uses standard PXE/DHCP boot off the AS server install service, download boot image, os and installer, pull packages from IPS repo. With sparc you can use the WAN boot feature.

system configuration framework in smf, sysconfig(1m) interactive UI, profiles can configure any smf properties. Common changes are users, passwords, dns, hostname, nsswitch, rbac…

sysconfig create-profile -o myprofile.xml

then edit to taste. (Q: can you split operations in the xml and just update certain things instead of the whole config in one file).

a default manifest is applied at first boot (interactive config) Can specify the package repos, target disk and layout, locales.

how to write and how often and how many in large environments. There’s some dynamic behaviour. “derived manifests” command aimanifest.

Zones can be defined in the ai manifest:

<configuration type=”zone” name=”zone1″ source=”http://server/zone1/config”/>

auto installed on first boot of the global zone to create the zones

ai used in non-global zone installs:

zoneadm -z zone1 install -m manifest -c profile

there’s a js2ai tool but we probably won’t much interested in that?

development of the deployment system and IPS is still part of the OpenSolaris project

 

After lunch

zone management

zoneadm -z z1 -m /path/to/manifest

zoneadm -z z2 -c /path/to/profile

p2v options in 11. can run a zonep2vchk command to verify. run 10 in 11.

install zones on zfs. boot env uses “linked images”. not much need for sparse root zones now.

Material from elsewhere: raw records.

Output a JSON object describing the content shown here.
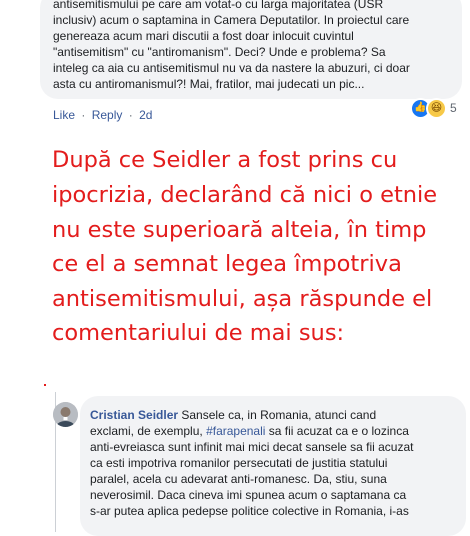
{
  "comment1": {
    "lines": [
      "antisemitismului pe care am votat-o cu larga majoritatea (USR",
      "inclusiv) acum o saptamina in Camera Deputatilor. In proiectul care",
      "genereaza acum mari discutii a fost doar inlocuit cuvintul",
      "\"antisemitism\" cu \"antiromanism\". Deci? Unde e problema? Sa",
      "inteleg ca aia cu antisemitismul nu va da nastere la abuzuri, ci doar",
      "asta cu antiromanismul?! Mai, fratilor, mai judecati un pic..."
    ],
    "actions": {
      "like": "Like",
      "reply": "Reply",
      "separator": "·",
      "time": "2d"
    },
    "reactions": {
      "count": "5",
      "types": [
        "like-icon",
        "haha-icon"
      ]
    }
  },
  "note": {
    "lines": [
      "După ce Seidler a fost prins cu",
      "ipocrizia, declarând că nici o etnie",
      "nu este superioară alteia, în timp",
      "ce el a semnat legea împotriva",
      "antisemitismului, așa răspunde el",
      "comentariului de mai sus:"
    ],
    "color": "#e31c1c"
  },
  "comment2": {
    "author": "Cristian Seidler",
    "line1_text": "Sansele ca, in Romania, atunci cand",
    "line2_before": "exclami, de exemplu, ",
    "hashtag": "#farapenali",
    "line2_after": " sa fii acuzat ca e o lozinca",
    "lines_rest": [
      "anti-evreiasca sunt infinit mai mici decat sansele sa fii acuzat",
      "ca esti impotriva romanilor persecutati de justitia statului",
      "paralel, acela cu adevarat anti-romanesc. Da, stiu, suna",
      "neverosimil. Daca cineva imi spunea acum o saptamana ca",
      "s-ar putea aplica pedepse politice colective in Romania, i-as"
    ]
  },
  "colors": {
    "bubble": "#f2f3f5",
    "link": "#385898",
    "meta": "#606770",
    "text": "#1c1e21"
  }
}
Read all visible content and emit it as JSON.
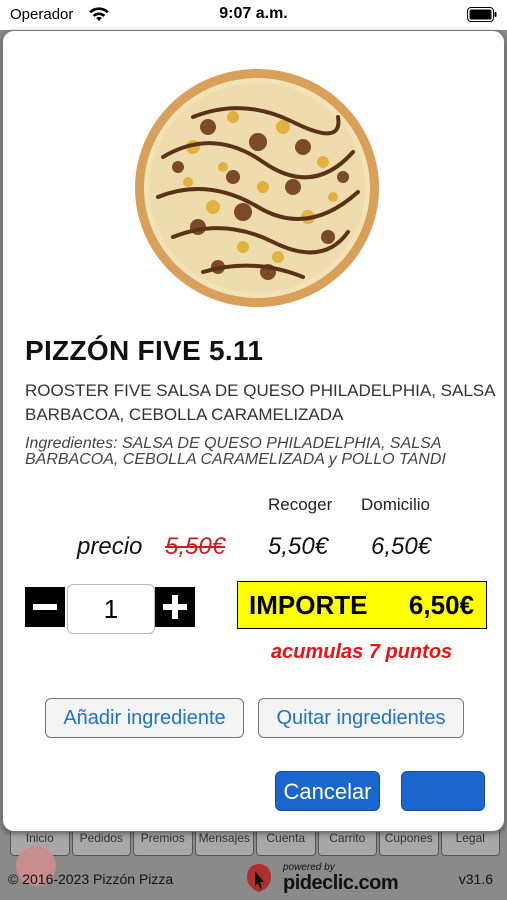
{
  "status_bar": {
    "carrier": "Operador",
    "time": "9:07 a.m."
  },
  "background": {
    "tabs": [
      "Inicio",
      "Pedidos",
      "Premios",
      "Mensajes",
      "Cuenta",
      "Carrito",
      "Cupones",
      "Legal"
    ],
    "copyright": "© 2016-2023  Pizzón Pizza",
    "powered_by": "powered by",
    "brand": "pideclic.com",
    "version": "v31.6"
  },
  "product": {
    "title": "PIZZÓN FIVE 5.11",
    "description": "ROOSTER FIVE SALSA DE QUESO PHILADELPHIA, SALSA BARBACOA, CEBOLLA CARAMELIZADA",
    "ingredients": "Ingredientes: SALSA DE QUESO PHILADELPHIA, SALSA BARBACOA, CEBOLLA CARAMELIZADA y POLLO TANDI"
  },
  "pricing": {
    "col_recoger": "Recoger",
    "col_domicilio": "Domicilio",
    "label": "precio",
    "old_price": "5,50€",
    "recoger_price": "5,50€",
    "domicilio_price": "6,50€"
  },
  "order": {
    "quantity": "1",
    "importe_label": "IMPORTE",
    "importe_value": "6,50€",
    "points_text": "acumulas 7 puntos"
  },
  "buttons": {
    "add_ingredient": "Añadir ingrediente",
    "remove_ingredients": "Quitar ingredientes",
    "cancel": "Cancelar",
    "confirm": ""
  },
  "colors": {
    "accent_blue": "#1a66cc",
    "importe_bg": "#ffff00",
    "points_red": "#e11111",
    "old_price_red": "#d01c1c"
  },
  "icons": [
    "wifi-icon",
    "battery-icon",
    "minus-icon",
    "plus-icon",
    "bell-icon",
    "pideclic-logo-icon"
  ]
}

zones are installed with pkg:/group/solaris-small-server minimising install and saving patching complexity later. can be compressed with zfs and locales can be removed to further reduce.

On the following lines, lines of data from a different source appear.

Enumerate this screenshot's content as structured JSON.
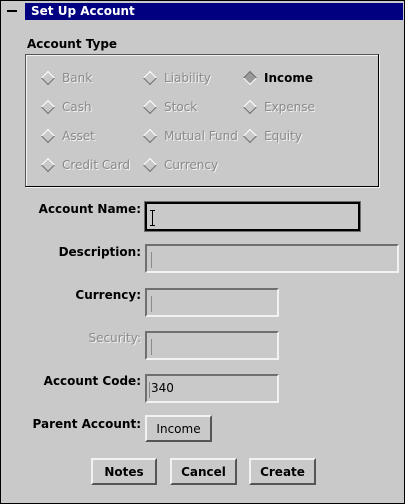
{
  "window": {
    "title": "Set Up Account"
  },
  "account_type": {
    "label": "Account Type",
    "options": [
      {
        "label": "Bank",
        "selected": false
      },
      {
        "label": "Liability",
        "selected": false
      },
      {
        "label": "Income",
        "selected": true
      },
      {
        "label": "Cash",
        "selected": false
      },
      {
        "label": "Stock",
        "selected": false
      },
      {
        "label": "Expense",
        "selected": false
      },
      {
        "label": "Asset",
        "selected": false
      },
      {
        "label": "Mutual Fund",
        "selected": false
      },
      {
        "label": "Equity",
        "selected": false
      },
      {
        "label": "Credit Card",
        "selected": false
      },
      {
        "label": "Currency",
        "selected": false
      }
    ]
  },
  "form": {
    "account_name": {
      "label": "Account Name:",
      "value": ""
    },
    "description": {
      "label": "Description:",
      "value": ""
    },
    "currency": {
      "label": "Currency:",
      "value": ""
    },
    "security": {
      "label": "Security:",
      "value": ""
    },
    "account_code": {
      "label": "Account Code:",
      "value": "340"
    },
    "parent_account": {
      "label": "Parent Account:",
      "value": "Income"
    }
  },
  "buttons": {
    "notes": "Notes",
    "cancel": "Cancel",
    "create": "Create"
  }
}
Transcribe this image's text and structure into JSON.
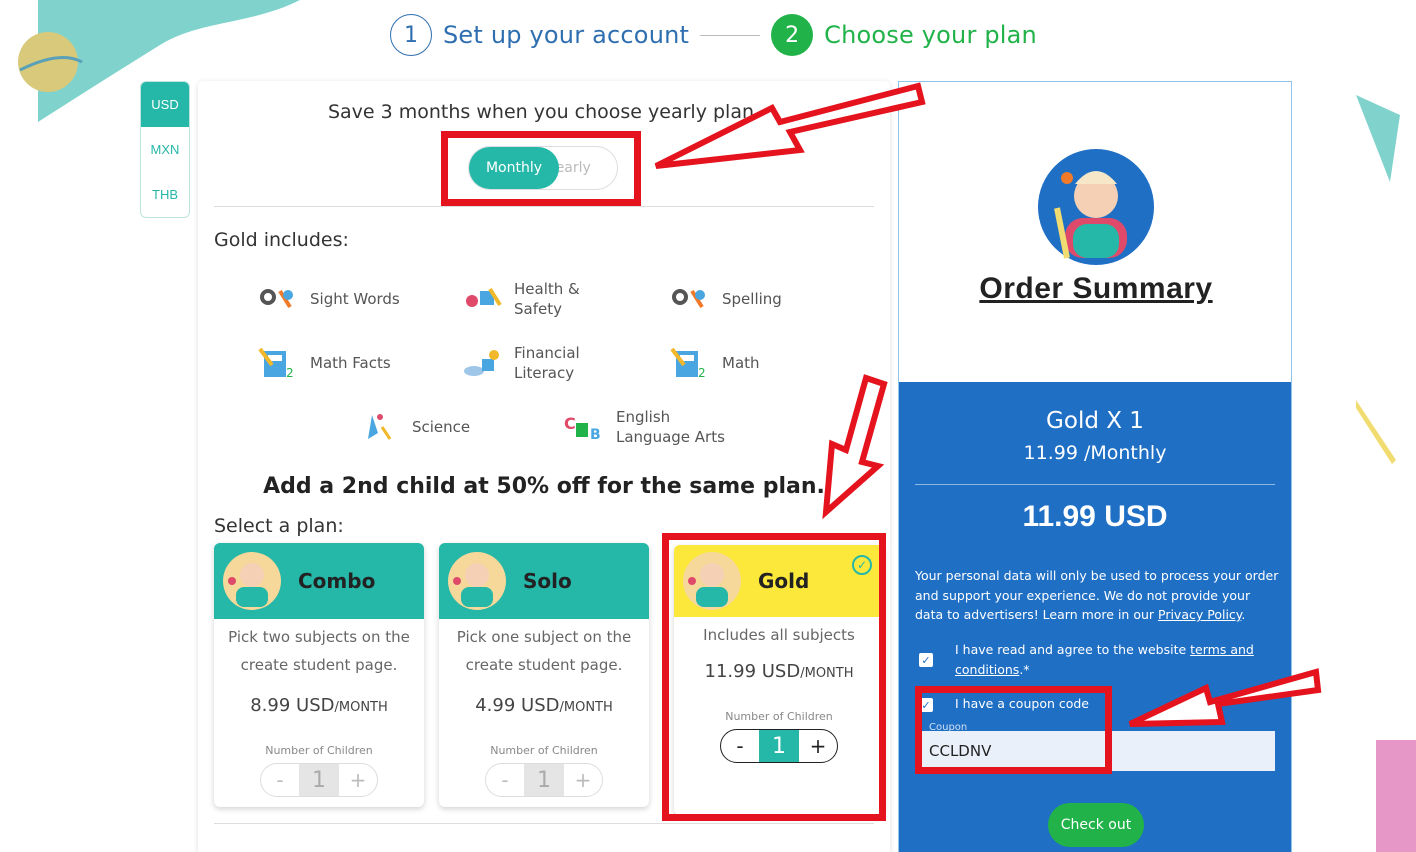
{
  "stepper": {
    "step1_num": "1",
    "step1_label": "Set up your account",
    "step2_num": "2",
    "step2_label": "Choose your plan"
  },
  "currency": {
    "tabs": [
      "USD",
      "MXN",
      "THB"
    ],
    "active": "USD"
  },
  "plans_panel": {
    "save_text": "Save 3 months when you choose yearly plan.",
    "toggle_monthly": "Monthly",
    "toggle_yearly": "Yearly",
    "gold_includes": "Gold includes:",
    "subjects": [
      {
        "label": "Sight Words",
        "icon": "sight-words-icon"
      },
      {
        "label": "Health & Safety",
        "icon": "health-safety-icon"
      },
      {
        "label": "Spelling",
        "icon": "spelling-icon"
      },
      {
        "label": "Math Facts",
        "icon": "math-facts-icon"
      },
      {
        "label": "Financial Literacy",
        "icon": "financial-literacy-icon"
      },
      {
        "label": "Math",
        "icon": "math-icon"
      },
      {
        "label": "Science",
        "icon": "science-icon"
      },
      {
        "label": "English Language Arts",
        "icon": "english-language-arts-icon"
      }
    ],
    "second_child_text": "Add a 2nd child at 50% off for the same plan.",
    "select_plan": "Select a plan:",
    "cards": [
      {
        "name": "Combo",
        "desc": "Pick two subjects on the create student page.",
        "price": "8.99 USD",
        "per": "/MONTH",
        "children_label": "Number of Children",
        "children": "1",
        "minus": "-",
        "plus": "+"
      },
      {
        "name": "Solo",
        "desc": "Pick one subject on the create student page.",
        "price": "4.99 USD",
        "per": "/MONTH",
        "children_label": "Number of Children",
        "children": "1",
        "minus": "-",
        "plus": "+"
      },
      {
        "name": "Gold",
        "desc": "Includes all subjects",
        "price": "11.99 USD",
        "per": "/MONTH",
        "children_label": "Number of Children",
        "children": "1",
        "minus": "-",
        "plus": "+",
        "selected": true
      }
    ]
  },
  "summary": {
    "title": "Order Summary",
    "plan_line": "Gold X 1",
    "price_line": "11.99 /Monthly",
    "total": "11.99 USD",
    "privacy_text": "Your personal data will only be used to process your order and support your experience. We do not provide your data to advertisers! Learn more in our ",
    "privacy_link": "Privacy Policy",
    "privacy_end": ".",
    "terms_text": "I have read and agree to the website ",
    "terms_link": "terms and conditions",
    "terms_end": ".*",
    "coupon_label": "I have a coupon code",
    "coupon_small": "Coupon",
    "coupon_value": "CCLDNV",
    "checkout": "Check out"
  },
  "colors": {
    "teal": "#25b7a8",
    "green": "#21b34a",
    "blue": "#1f6fc5",
    "gold": "#fce83a",
    "annotation_red": "#e4131d"
  }
}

Also can apply some of this to global zones.

immutable zones can be set to control writable access to certain parts of the root fs. e.g. strict = all, fixed-configuration = etc , fixed-(fucker moved slides) = /user/lib/brand/solaris/platform.xml. describes what files and config is affected and enforced.

more support for hung zones on shutdown

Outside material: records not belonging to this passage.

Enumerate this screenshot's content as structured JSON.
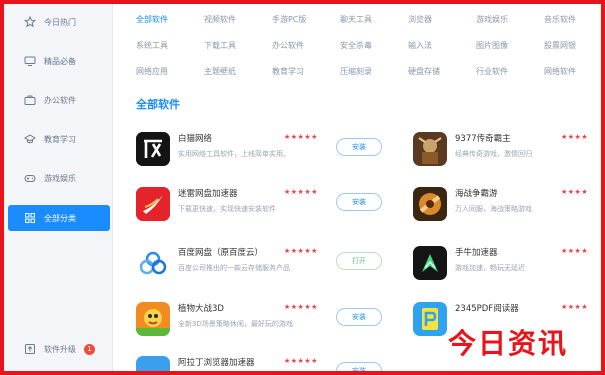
{
  "sidebar": {
    "items": [
      {
        "label": "今日热门",
        "icon": "star-icon"
      },
      {
        "label": "精品必备",
        "icon": "monitor-icon"
      },
      {
        "label": "办公软件",
        "icon": "briefcase-icon"
      },
      {
        "label": "教育学习",
        "icon": "graduation-icon"
      },
      {
        "label": "游戏娱乐",
        "icon": "gamepad-icon"
      },
      {
        "label": "全部分类",
        "icon": "grid-icon",
        "active": true
      }
    ],
    "bottom": {
      "label": "软件升级",
      "icon": "upgrade-icon",
      "badge": "1"
    }
  },
  "categories": {
    "row1": [
      "全部软件",
      "视频软件",
      "手游PC版",
      "聊天工具",
      "浏览器",
      "游戏娱乐",
      "音乐软件"
    ],
    "row2": [
      "系统工具",
      "下载工具",
      "办公软件",
      "安全杀毒",
      "输入法",
      "图片图像",
      "股票网银"
    ],
    "row3": [
      "网络应用",
      "主题壁纸",
      "教育学习",
      "压缩刻录",
      "硬盘存储",
      "行业软件",
      "网络软件"
    ]
  },
  "section_title": "全部软件",
  "apps_left": [
    {
      "name": "白猫网络",
      "desc": "实用网络工具软件，上线简单实用。",
      "stars": "★★★★★",
      "button": "安装"
    },
    {
      "name": "迷雷网盘加速器",
      "desc": "下载更快速，实现快速安装软件",
      "stars": "★★★★★",
      "button": "安装"
    },
    {
      "name": "百度网盘（原百度云）",
      "desc": "百度公司推出的一款云存储服务产品",
      "stars": "★★★★★",
      "button": "打开"
    },
    {
      "name": "植物大战3D",
      "desc": "全新3D场景策略休闲，最好玩的游戏",
      "stars": "★★★★★",
      "button": "安装"
    },
    {
      "name": "阿拉丁浏览器加速器",
      "desc": "",
      "stars": "★★★★★",
      "button": "安装"
    }
  ],
  "apps_right": [
    {
      "name": "9377传奇霸主",
      "desc": "经典传奇游戏，激情回归",
      "stars": "★★★★"
    },
    {
      "name": "海战争霸游",
      "desc": "万人同服，海战策略游戏",
      "stars": "★★★★"
    },
    {
      "name": "手牛加速器",
      "desc": "游戏加速，畅玩无延迟",
      "stars": "★★★★"
    },
    {
      "name": "2345PDF阅读器",
      "desc": "",
      "stars": "★★★★"
    }
  ],
  "watermark": "今日资讯"
}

networking – exclusive stack. can use protos that live at the link/internet layer (ipfilter, snoop, ipsec).

zonestat improved to report and inspect state. bit like openvz in what it can do. e.g. process limits.

security managed via zonecfg. to allow for delegated administration.

zones-discuss@opensolaris.org & zones forums

next session on Crossbow – network virtualisation and resource control

design based on data lanes – vnic (behaves just like a real nic). one of the main objectives is to control the way that the vnic processes interupts. this is controlled at the physical nic in “hardware rings” via polling. So you can set bandwidth limits, QoS (core in the nic no extra components), constrain cpus used by vnic, integration with the resource manager. e.g.

dladm create-vnic -l net0 -p maxbw=100M vnic0

although manual config might not be necessary…

types of traffic can be controlled and given QoS adjustments via flows with cmd flowadm.

HA and vnics. transparent failover and increased throughput. IEEE 802.3ad. link aggregation occurs below the virtual stack so that physical failure is transparent to virtual.

can do firewalling, routing, bridging, LB, VRRP all in software virtually.

still reserve capability to send all traffic to the physical switch if it needs to even if it’s destined for another vnic that lives on the same virtual vlan stack. if a vnic is joined to a vlan shared on a physical switch dynamic vlan provisioning with send an update to the switch to let it know that so it can configure the port to accept traffic for it.

all IP configuration (link protocol) is exclusive to the zone which allows for dynamic configuration of zone networking such as naming nics with the same name across multiple zones.

next talk on security

authen, x509, pki, kerberos, hardware crypto, ldap, AD

root is now a role. the user executing as root is acting as the role root instead of as the user root. so it’s more like sudo. But the speaker advises to not using the real sudo.

pfexec is not setuid, just sets flag that states it’s child procs are subject to role based (rbac) policy. rbac is pushed into the kernel and makes use of ldap and ncsd to supply credential info before handing back off to userland for execution.

SSH can be authenticated using X509 client certificates.